The graphics are well done without being staggering (the exception being the Main Menu screen, which is top-notch). Not as vectorized as Battleheart, nor as realistic as Dungeon Hunter 2, the graphics are in line with the feel of the game, adding to the ambience of the game and supporting the story and combat style.
Pros: Combat is seamless and perfectly integrated… for the Blade Master. Though the levels are long, the sub-levels are well laid out and build to more difficult monsters particularly well. The rhythym of fighting is seamless, though the fights themselves can be extremely challenging.
Cons: The respawn and saving systems are bizarre, and threaten to ruin a game that’s otherwise highly entertaining. The lack of gear persistence is disconcerting, and the ranged classes need work to become real alternatives.

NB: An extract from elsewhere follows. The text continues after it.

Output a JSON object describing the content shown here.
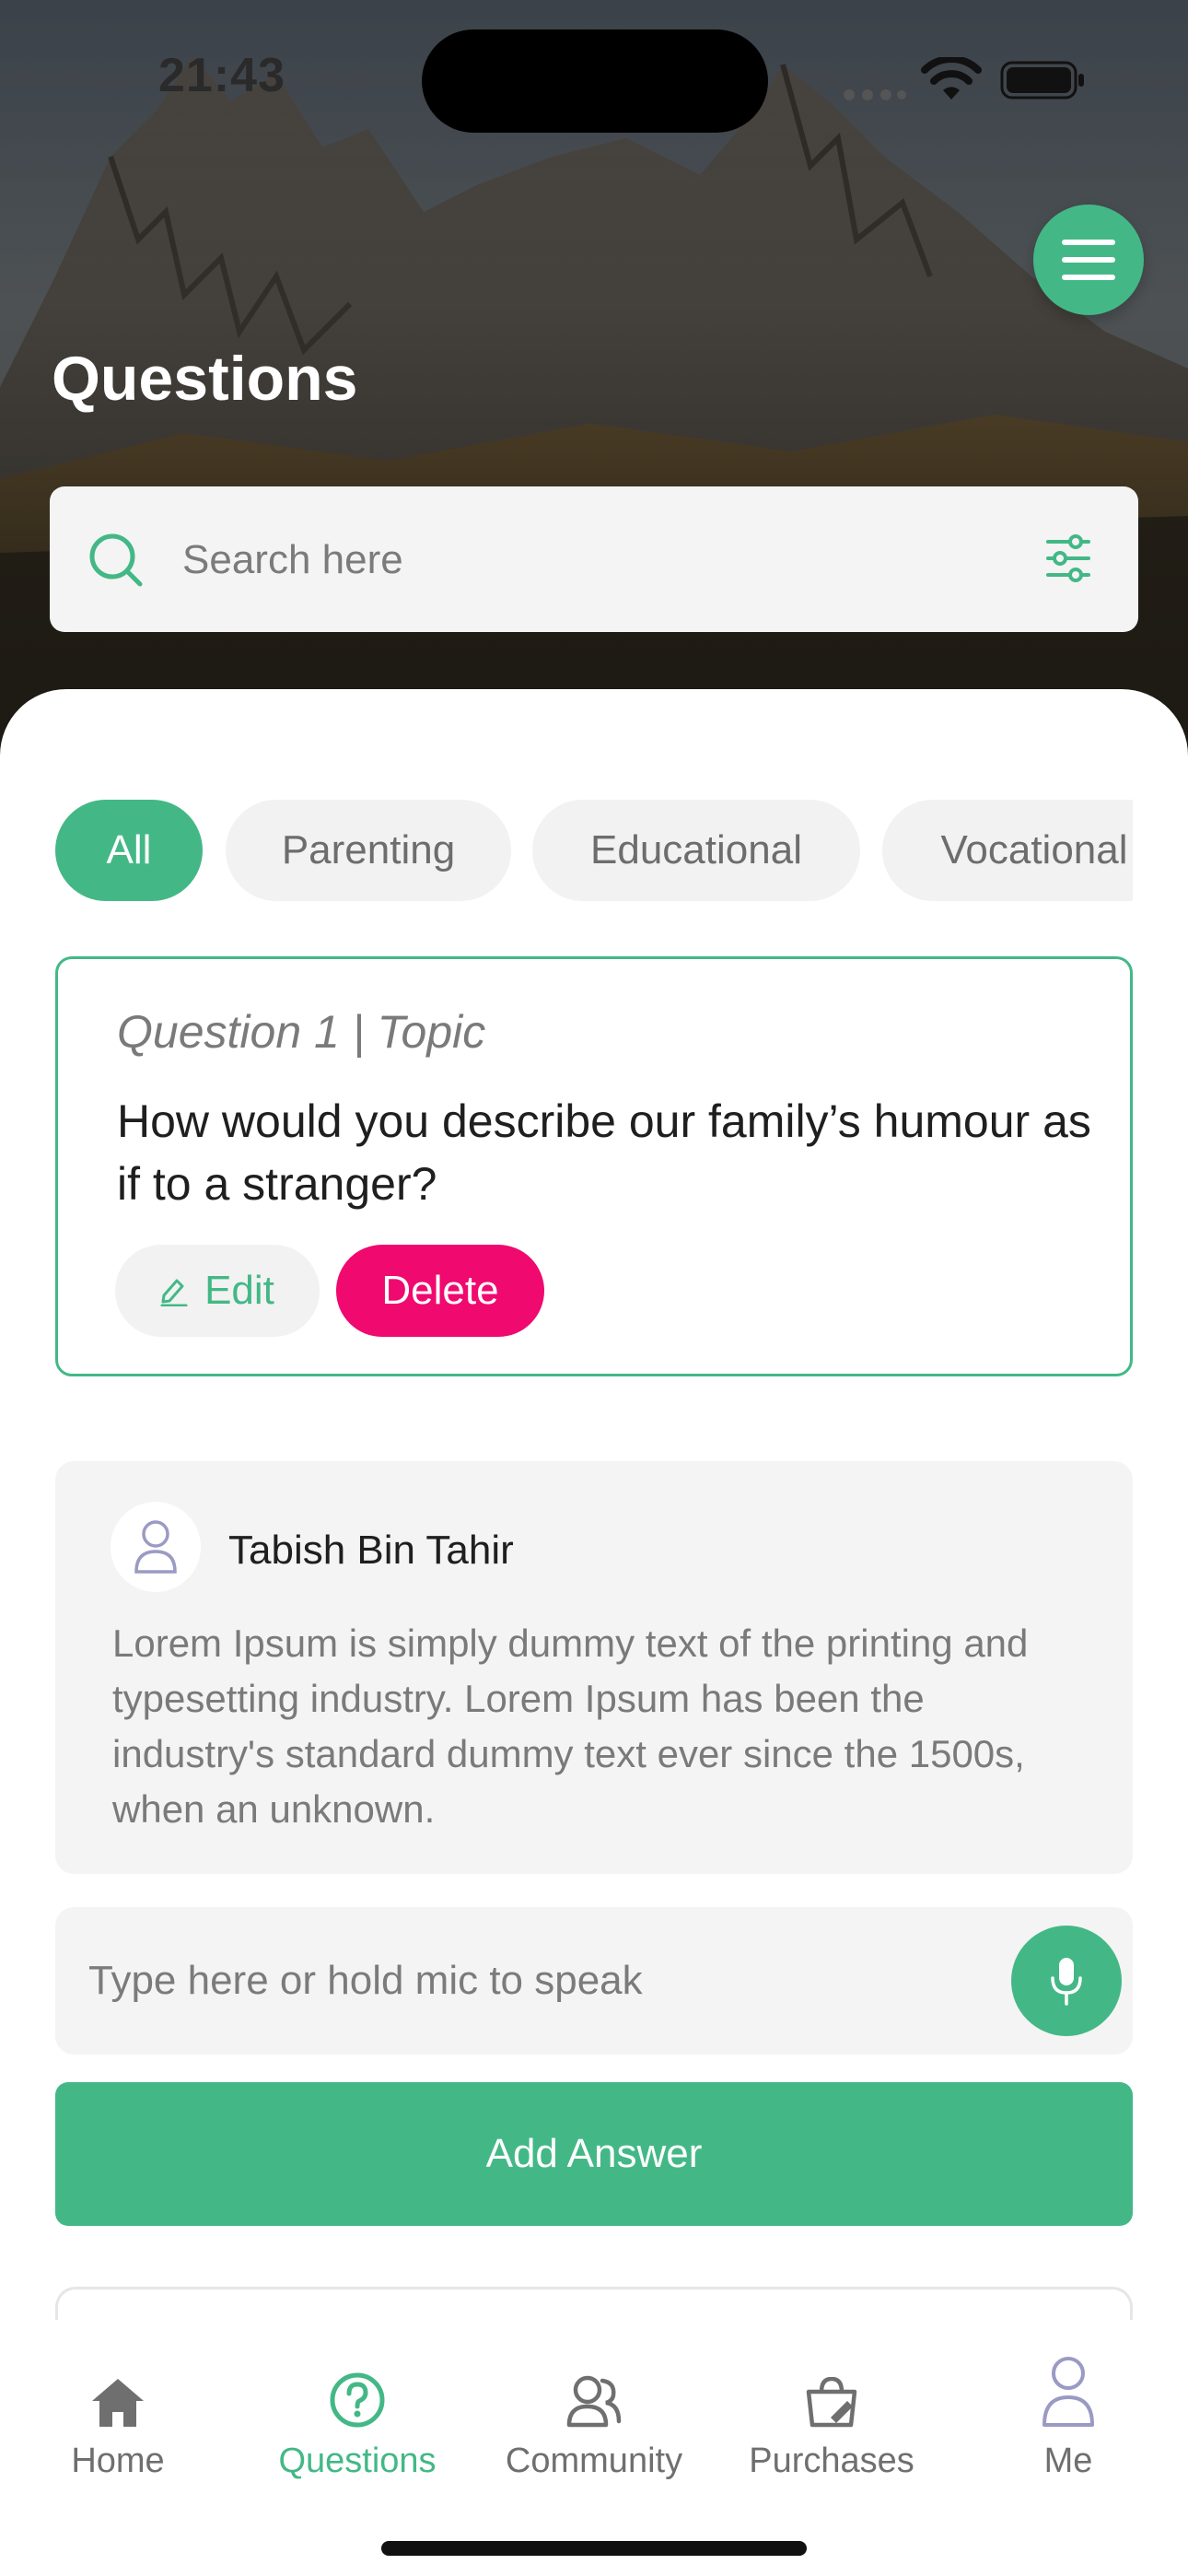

The first thing I noticed about Dungeon Hunter 2 was the price tag. The second was how long it took to load. The third was “AMFG THE GRAPHICS AMFG!”, which explained #1 and #2 instantly. (That said, the goofball ‘HD’ in their app icon is horrifically ugly. Let’s put it down to an upper management decision.) The only game I’ve seen with superior graphics is the sublimely beautiful but deadly boring Infinity Blade.
Let’s just say right now that if you like the classic Bioware RPG series (Fallout, Icewind Dale, Baldur’s Gate, Neverwinter Nights, Dragon Age), then this is the iPad game for you.

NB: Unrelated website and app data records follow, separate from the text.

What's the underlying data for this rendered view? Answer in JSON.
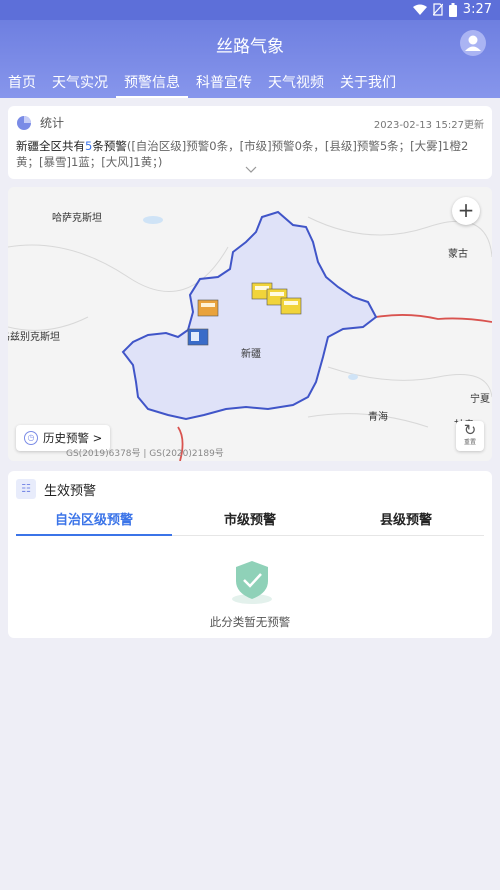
{
  "status_bar": {
    "time": "3:27",
    "wifi_icon": "wifi-icon",
    "sim_icon": "no-sim-icon",
    "battery_icon": "battery-icon"
  },
  "app": {
    "title": "丝路气象",
    "profile_icon": "user-avatar-icon"
  },
  "nav_tabs": [
    {
      "label": "首页"
    },
    {
      "label": "天气实况"
    },
    {
      "label": "预警信息",
      "active": true
    },
    {
      "label": "科普宣传"
    },
    {
      "label": "天气视频"
    },
    {
      "label": "关于我们"
    }
  ],
  "stats": {
    "icon": "pie-chart-icon",
    "label": "统计",
    "updated": "2023-02-13 15:27更新",
    "summary_prefix": "新疆全区共有",
    "total": "5",
    "summary_suffix": "条预警",
    "detail": "([自治区级]预警0条，[市级]预警0条，[县级]预警5条；[大雾]1橙2黄；[暴雪]1蓝；[大风]1黄；)",
    "expand_icon": "chevron-down-icon"
  },
  "map": {
    "labels": {
      "kazakhstan": "哈萨克斯坦",
      "mongolia": "蒙古",
      "uzbekistan": "乌兹别克斯坦",
      "xinjiang": "新疆",
      "qinghai": "青海",
      "ningxia": "宁夏",
      "gansu": "甘肃"
    },
    "zoom_icon": "plus-icon",
    "reset_label": "重置",
    "reset_icon": "refresh-icon",
    "history_label": "历史预警 >",
    "history_icon": "clock-icon",
    "copyright": "GS(2019)6378号 | GS(2020)2189号",
    "colors": {
      "region_fill": "#dfe2f8",
      "region_border": "#4055c8",
      "border_red": "#d9534f",
      "warning_orange": "#e9a23b",
      "warning_yellow": "#f1d43a",
      "warning_blue": "#3a6cc8"
    }
  },
  "warnings": {
    "icon": "warning-doc-icon",
    "title": "生效预警",
    "tabs": [
      {
        "label": "自治区级预警",
        "active": true
      },
      {
        "label": "市级预警"
      },
      {
        "label": "县级预警"
      }
    ],
    "empty_icon": "shield-check-icon",
    "empty_text": "此分类暂无预警"
  }
}
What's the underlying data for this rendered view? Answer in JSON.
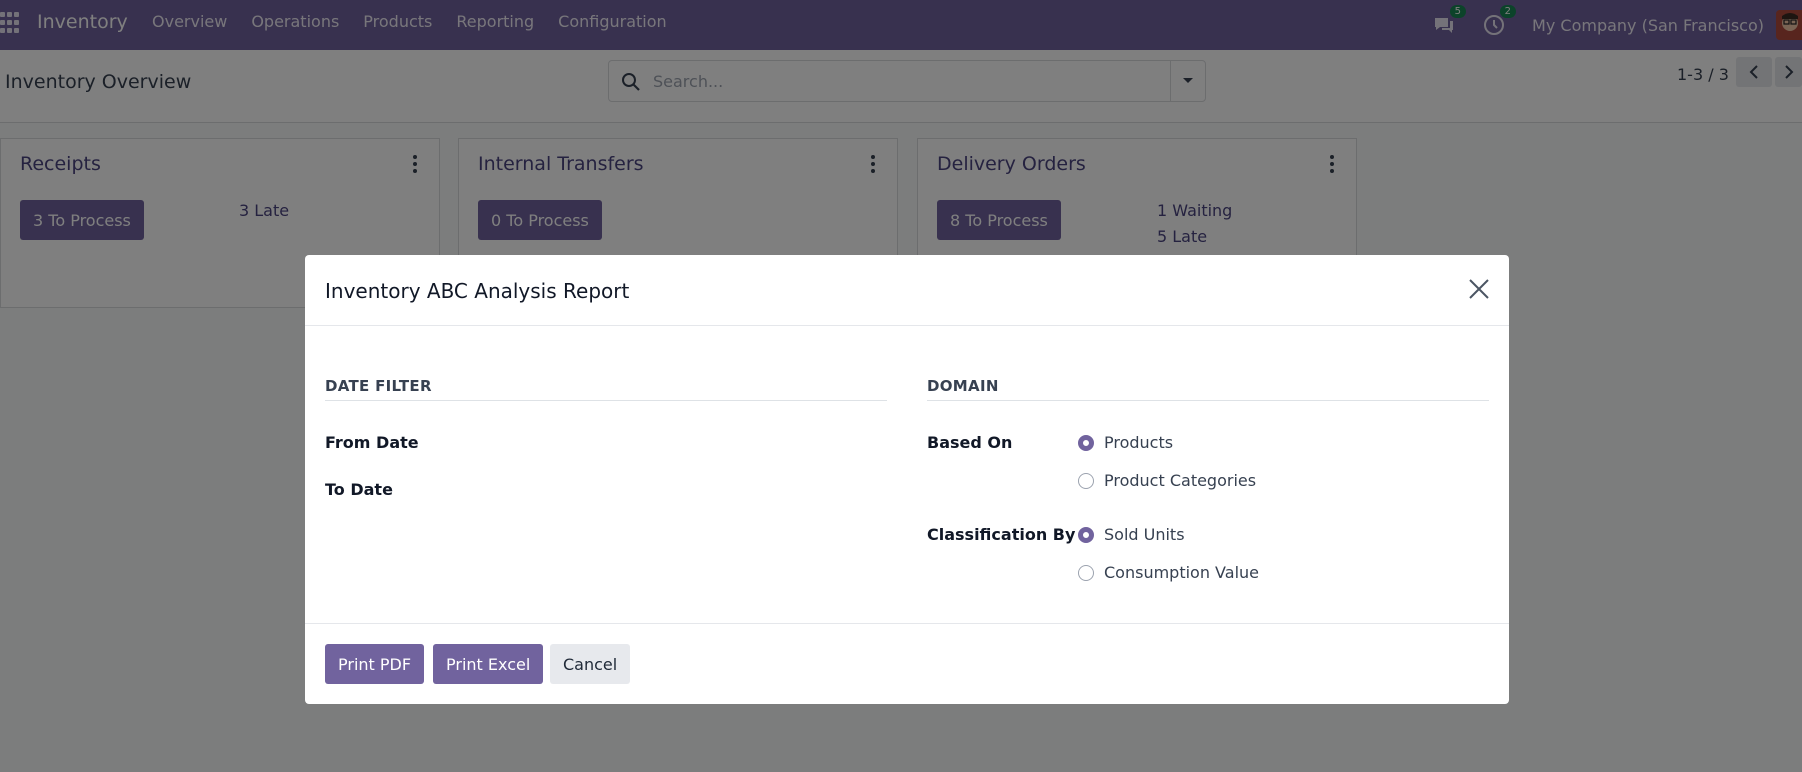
{
  "navbar": {
    "app_name": "Inventory",
    "menu": [
      "Overview",
      "Operations",
      "Products",
      "Reporting",
      "Configuration"
    ],
    "messages_badge": "5",
    "activities_badge": "2",
    "company": "My Company (San Francisco)",
    "bg_color": "#71639e"
  },
  "control_panel": {
    "title": "Inventory Overview",
    "search_placeholder": "Search...",
    "pager": "1-3 / 3"
  },
  "cards": [
    {
      "title": "Receipts",
      "button": "3 To Process",
      "stats": [
        "3 Late"
      ]
    },
    {
      "title": "Internal Transfers",
      "button": "0 To Process",
      "stats": []
    },
    {
      "title": "Delivery Orders",
      "button": "8 To Process",
      "stats": [
        "1 Waiting",
        "5 Late"
      ]
    }
  ],
  "modal": {
    "title": "Inventory ABC Analysis Report",
    "date_filter": {
      "section_title": "DATE FILTER",
      "from_label": "From Date",
      "to_label": "To Date"
    },
    "domain": {
      "section_title": "DOMAIN",
      "based_on_label": "Based On",
      "based_on_options": [
        {
          "label": "Products",
          "checked": true
        },
        {
          "label": "Product Categories",
          "checked": false
        }
      ],
      "classification_label": "Classification By",
      "classification_options": [
        {
          "label": "Sold Units",
          "checked": true
        },
        {
          "label": "Consumption Value",
          "checked": false
        }
      ]
    },
    "buttons": {
      "print_pdf": "Print PDF",
      "print_excel": "Print Excel",
      "cancel": "Cancel"
    }
  },
  "colors": {
    "primary": "#71639e",
    "card_title": "#4b4480"
  }
}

You begin your journey as one of three classes: a mage, a warrior, or a rogue. You view your world in typically Biowareish top-down fashion, though this detracts not an iota from the richness of the environment.
A selection of companion fairies follow you around, an excellent map is integrated into the character panel, character improvements are made in the classic D&D fashion, your avatar visually changes attire, and regular cutscenes help the action feel much more computer game than iPad.
Side quests are included along with the main quest, but feel nicely integrated and add to the main theme of the game rather than detract with unnecessary distraction. The story itself could’ve been better, but for a $7 app, I wasn’t expecting epic storyline (yet!).
The multiplayer feature is great, and works particularly well when you’re playing with friends or- better yet- with someone sitting in the same room. The random multiplayer groups I joined were a little chaotic (think mid-level BGs and you get the idea), but those with friends went off without a hitch. The only major multiplayer problem I found is that you can lose sight of your character as monsters pile on up.
The major drawback to DH2 is the number of times you catch yourself thinking, “Why isn’t there a Warcraft app?! Why isn’t there a Baldur’s Gate app?! Why isn’t there an app for every game that’s ever existed?!” Dungeon Hunter 2 pushes the limits of the graphic, control, and story limitations of iPad gaming, and gets you salivating for future possibilities.
Pros: A finely polished, sweeping RPG story set against a great soundtrack with solid controls and good character progression.
Cons: Zero character customization (who wants to play a girl, anyway?!). The story is less engaging than it could be, and cutscenes feel less polished than the rest of the game. Occasional bad pathing issues.